Provided information START

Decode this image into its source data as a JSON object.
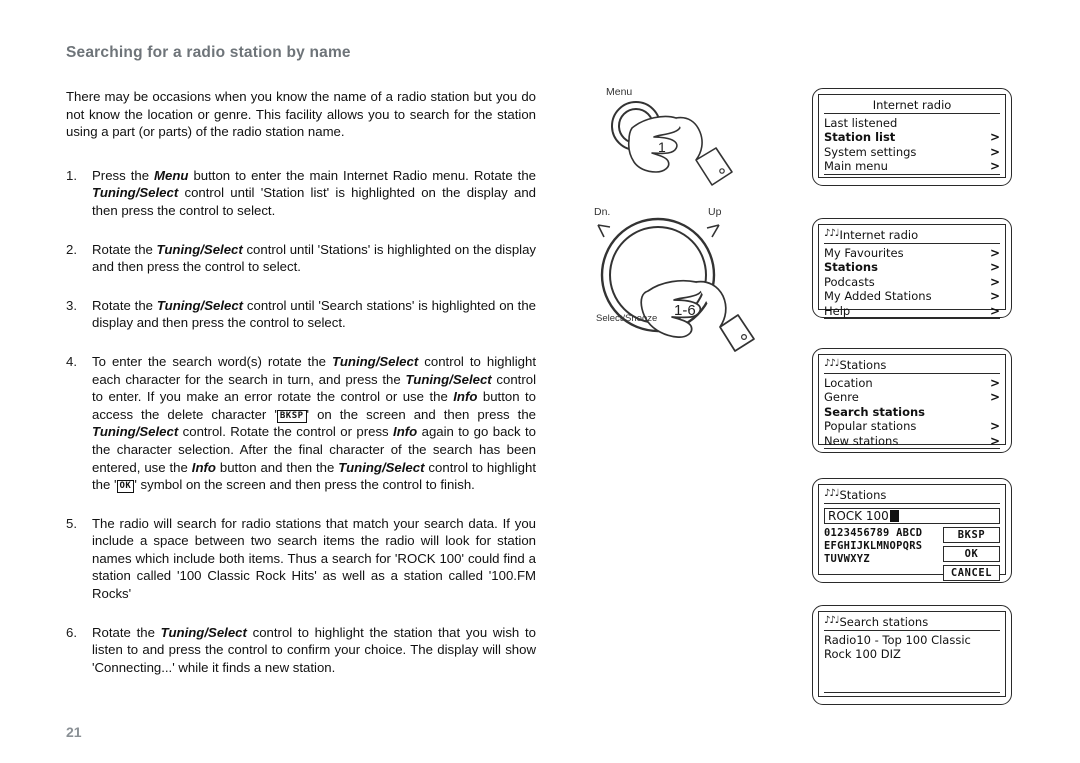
{
  "document": {
    "title": "Searching for a radio station by name",
    "page_number": "21",
    "intro": "There may be occasions when you know the name of a radio station but you do not know the location or genre. This facility allows you to search for the station using a part (or parts) of the radio station name."
  },
  "steps": [
    {
      "number": "1.",
      "parts": [
        {
          "t": "text",
          "v": "Press the "
        },
        {
          "t": "bold",
          "v": "Menu"
        },
        {
          "t": "text",
          "v": " button to enter the main Internet Radio menu. Rotate the "
        },
        {
          "t": "bold",
          "v": "Tuning/Select"
        },
        {
          "t": "text",
          "v": " control until 'Station list' is highlighted on the display and then press the control to select."
        }
      ]
    },
    {
      "number": "2.",
      "parts": [
        {
          "t": "text",
          "v": "Rotate the "
        },
        {
          "t": "bold",
          "v": "Tuning/Select"
        },
        {
          "t": "text",
          "v": " control until 'Stations' is highlighted on the display and then press the control to select."
        }
      ]
    },
    {
      "number": "3.",
      "parts": [
        {
          "t": "text",
          "v": "Rotate the "
        },
        {
          "t": "bold",
          "v": "Tuning/Select"
        },
        {
          "t": "text",
          "v": " control until 'Search stations' is highlighted on the display and then press the control to select."
        }
      ]
    },
    {
      "number": "4.",
      "parts": [
        {
          "t": "text",
          "v": "To enter the search word(s) rotate the "
        },
        {
          "t": "bold",
          "v": "Tuning/Select"
        },
        {
          "t": "text",
          "v": " control to highlight each character for the search in turn, and press the "
        },
        {
          "t": "bold",
          "v": "Tuning/Select"
        },
        {
          "t": "text",
          "v": " control to enter. If you make an error rotate the control or use the "
        },
        {
          "t": "bold",
          "v": "Info"
        },
        {
          "t": "text",
          "v": " button to access the delete character '"
        },
        {
          "t": "key",
          "v": "BKSP"
        },
        {
          "t": "text",
          "v": "' on the screen and then press the "
        },
        {
          "t": "bold",
          "v": "Tuning/Select"
        },
        {
          "t": "text",
          "v": " control. Rotate the control or press "
        },
        {
          "t": "bold",
          "v": "Info"
        },
        {
          "t": "text",
          "v": " again to go back to the character selection. After the final character of the search has been entered, use the "
        },
        {
          "t": "bold",
          "v": "Info"
        },
        {
          "t": "text",
          "v": " button and then the "
        },
        {
          "t": "bold",
          "v": "Tuning/Select"
        },
        {
          "t": "text",
          "v": " control to highlight the '"
        },
        {
          "t": "key",
          "v": "OK"
        },
        {
          "t": "text",
          "v": "' symbol on the screen and then press the control to finish."
        }
      ]
    },
    {
      "number": "5.",
      "parts": [
        {
          "t": "text",
          "v": "The radio will search for radio stations that match your search data. If you include a space between two search items the radio will look for station names which include both items. Thus a search for 'ROCK 100' could find a station called '100 Classic Rock Hits' as well as a station called '100.FM Rocks'"
        }
      ]
    },
    {
      "number": "6.",
      "parts": [
        {
          "t": "text",
          "v": "Rotate the "
        },
        {
          "t": "bold",
          "v": "Tuning/Select"
        },
        {
          "t": "text",
          "v": " control to highlight the station that you wish to listen to and press the control to confirm your choice. The display will show 'Connecting...' while it finds a new station."
        }
      ]
    }
  ],
  "illustrations": {
    "menu_button": {
      "label": "Menu",
      "step_ref": "1",
      "icon": "hand-pressing-button-icon"
    },
    "tuning_knob": {
      "label_down": "Dn.",
      "label_up": "Up",
      "label_select": "Select/Snooze",
      "step_ref": "1-6",
      "icon": "hand-rotating-knob-icon"
    }
  },
  "lcd_screens": [
    {
      "name": "internet-radio-menu",
      "header": "Internet radio",
      "header_icon": "",
      "header_centered": true,
      "rows": [
        {
          "label": "Last listened",
          "arrow": "",
          "selected": false
        },
        {
          "label": "Station list",
          "arrow": ">",
          "selected": true
        },
        {
          "label": "System settings",
          "arrow": ">",
          "selected": false
        },
        {
          "label": "Main menu",
          "arrow": ">",
          "selected": false
        }
      ]
    },
    {
      "name": "station-list-menu",
      "header": "Internet radio",
      "header_icon": "♪♪♩",
      "header_centered": false,
      "rows": [
        {
          "label": "My Favourites",
          "arrow": ">",
          "selected": false
        },
        {
          "label": "Stations",
          "arrow": ">",
          "selected": true
        },
        {
          "label": "Podcasts",
          "arrow": ">",
          "selected": false
        },
        {
          "label": "My Added Stations",
          "arrow": ">",
          "selected": false
        },
        {
          "label": "Help",
          "arrow": ">",
          "selected": false
        }
      ]
    },
    {
      "name": "stations-menu",
      "header": "Stations",
      "header_icon": "♪♪♩",
      "header_centered": false,
      "rows": [
        {
          "label": "Location",
          "arrow": ">",
          "selected": false
        },
        {
          "label": "Genre",
          "arrow": ">",
          "selected": false
        },
        {
          "label": "Search stations",
          "arrow": "",
          "selected": true
        },
        {
          "label": "Popular stations",
          "arrow": ">",
          "selected": false
        },
        {
          "label": "New stations",
          "arrow": ">",
          "selected": false
        }
      ]
    },
    {
      "name": "search-keyboard",
      "header": "Stations",
      "header_icon": "♪♪♩",
      "header_centered": false,
      "input_value": "ROCK 100",
      "char_rows": [
        "0123456789 ABCD",
        "EFGHIJKLMNOPQRS",
        "TUVWXYZ"
      ],
      "buttons": [
        "BKSP",
        "OK",
        "CANCEL"
      ]
    },
    {
      "name": "search-results",
      "header": "Search stations",
      "header_icon": "♪♪♩",
      "header_centered": false,
      "result_lines": [
        "Radio10 - Top 100 Classic",
        "Rock 100 DIZ"
      ]
    }
  ]
}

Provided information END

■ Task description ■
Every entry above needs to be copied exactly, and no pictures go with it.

■ Exercise answer ■
Decode this image into its source data as a JSON object.
{
  "document": {
    "title": "Searching for a radio station by name",
    "page_number": "21",
    "intro": "There may be occasions when you know the name of a radio station but you do not know the location or genre. This facility allows you to search for the station using a part (or parts) of the radio station name."
  },
  "steps": [
    {
      "number": "1.",
      "parts": [
        {
          "t": "text",
          "v": "Press the "
        },
        {
          "t": "bold",
          "v": "Menu"
        },
        {
          "t": "text",
          "v": " button to enter the main Internet Radio menu. Rotate the "
        },
        {
          "t": "bold",
          "v": "Tuning/Select"
        },
        {
          "t": "text",
          "v": " control until 'Station list' is highlighted on the display and then press the control to select."
        }
      ]
    },
    {
      "number": "2.",
      "parts": [
        {
          "t": "text",
          "v": "Rotate the "
        },
        {
          "t": "bold",
          "v": "Tuning/Select"
        },
        {
          "t": "text",
          "v": " control until 'Stations' is highlighted on the display and then press the control to select."
        }
      ]
    },
    {
      "number": "3.",
      "parts": [
        {
          "t": "text",
          "v": "Rotate the "
        },
        {
          "t": "bold",
          "v": "Tuning/Select"
        },
        {
          "t": "text",
          "v": " control until 'Search stations' is highlighted on the display and then press the control to select."
        }
      ]
    },
    {
      "number": "4.",
      "parts": [
        {
          "t": "text",
          "v": "To enter the search word(s) rotate the "
        },
        {
          "t": "bold",
          "v": "Tuning/Select"
        },
        {
          "t": "text",
          "v": " control to highlight each character for the search in turn, and press the "
        },
        {
          "t": "bold",
          "v": "Tuning/Select"
        },
        {
          "t": "text",
          "v": " control to enter. If you make an error rotate the control or use the "
        },
        {
          "t": "bold",
          "v": "Info"
        },
        {
          "t": "text",
          "v": " button to access the delete character '"
        },
        {
          "t": "key",
          "v": "BKSP"
        },
        {
          "t": "text",
          "v": "' on the screen and then press the "
        },
        {
          "t": "bold",
          "v": "Tuning/Select"
        },
        {
          "t": "text",
          "v": " control. Rotate the control or press "
        },
        {
          "t": "bold",
          "v": "Info"
        },
        {
          "t": "text",
          "v": " again to go back to the character selection. After the final character of the search has been entered, use the "
        },
        {
          "t": "bold",
          "v": "Info"
        },
        {
          "t": "text",
          "v": " button and then the "
        },
        {
          "t": "bold",
          "v": "Tuning/Select"
        },
        {
          "t": "text",
          "v": " control to highlight the '"
        },
        {
          "t": "key",
          "v": "OK"
        },
        {
          "t": "text",
          "v": "' symbol on the screen and then press the control to finish."
        }
      ]
    },
    {
      "number": "5.",
      "parts": [
        {
          "t": "text",
          "v": "The radio will search for radio stations that match your search data. If you include a space between two search items the radio will look for station names which include both items. Thus a search for 'ROCK 100' could find a station called '100 Classic Rock Hits' as well as a station called '100.FM Rocks'"
        }
      ]
    },
    {
      "number": "6.",
      "parts": [
        {
          "t": "text",
          "v": "Rotate the "
        },
        {
          "t": "bold",
          "v": "Tuning/Select"
        },
        {
          "t": "text",
          "v": " control to highlight the station that you wish to listen to and press the control to confirm your choice. The display will show 'Connecting...' while it finds a new station."
        }
      ]
    }
  ],
  "illustrations": {
    "menu_button": {
      "label": "Menu",
      "step_ref": "1",
      "icon": "hand-pressing-button-icon"
    },
    "tuning_knob": {
      "label_down": "Dn.",
      "label_up": "Up",
      "label_select": "Select/Snooze",
      "step_ref": "1-6",
      "icon": "hand-rotating-knob-icon"
    }
  },
  "lcd_screens": [
    {
      "name": "internet-radio-menu",
      "header": "Internet radio",
      "header_icon": "",
      "header_centered": true,
      "rows": [
        {
          "label": "Last listened",
          "arrow": "",
          "selected": false
        },
        {
          "label": "Station list",
          "arrow": ">",
          "selected": true
        },
        {
          "label": "System settings",
          "arrow": ">",
          "selected": false
        },
        {
          "label": "Main menu",
          "arrow": ">",
          "selected": false
        }
      ]
    },
    {
      "name": "station-list-menu",
      "header": "Internet radio",
      "header_icon": "♪♪♩",
      "header_centered": false,
      "rows": [
        {
          "label": "My Favourites",
          "arrow": ">",
          "selected": false
        },
        {
          "label": "Stations",
          "arrow": ">",
          "selected": true
        },
        {
          "label": "Podcasts",
          "arrow": ">",
          "selected": false
        },
        {
          "label": "My Added Stations",
          "arrow": ">",
          "selected": false
        },
        {
          "label": "Help",
          "arrow": ">",
          "selected": false
        }
      ]
    },
    {
      "name": "stations-menu",
      "header": "Stations",
      "header_icon": "♪♪♩",
      "header_centered": false,
      "rows": [
        {
          "label": "Location",
          "arrow": ">",
          "selected": false
        },
        {
          "label": "Genre",
          "arrow": ">",
          "selected": false
        },
        {
          "label": "Search stations",
          "arrow": "",
          "selected": true
        },
        {
          "label": "Popular stations",
          "arrow": ">",
          "selected": false
        },
        {
          "label": "New stations",
          "arrow": ">",
          "selected": false
        }
      ]
    },
    {
      "name": "search-keyboard",
      "header": "Stations",
      "header_icon": "♪♪♩",
      "header_centered": false,
      "input_value": "ROCK 100",
      "char_rows": [
        "0123456789 ABCD",
        "EFGHIJKLMNOPQRS",
        "TUVWXYZ"
      ],
      "buttons": [
        "BKSP",
        "OK",
        "CANCEL"
      ]
    },
    {
      "name": "search-results",
      "header": "Search stations",
      "header_icon": "♪♪♩",
      "header_centered": false,
      "result_lines": [
        "Radio10 - Top 100 Classic",
        "Rock 100 DIZ"
      ]
    }
  ]
}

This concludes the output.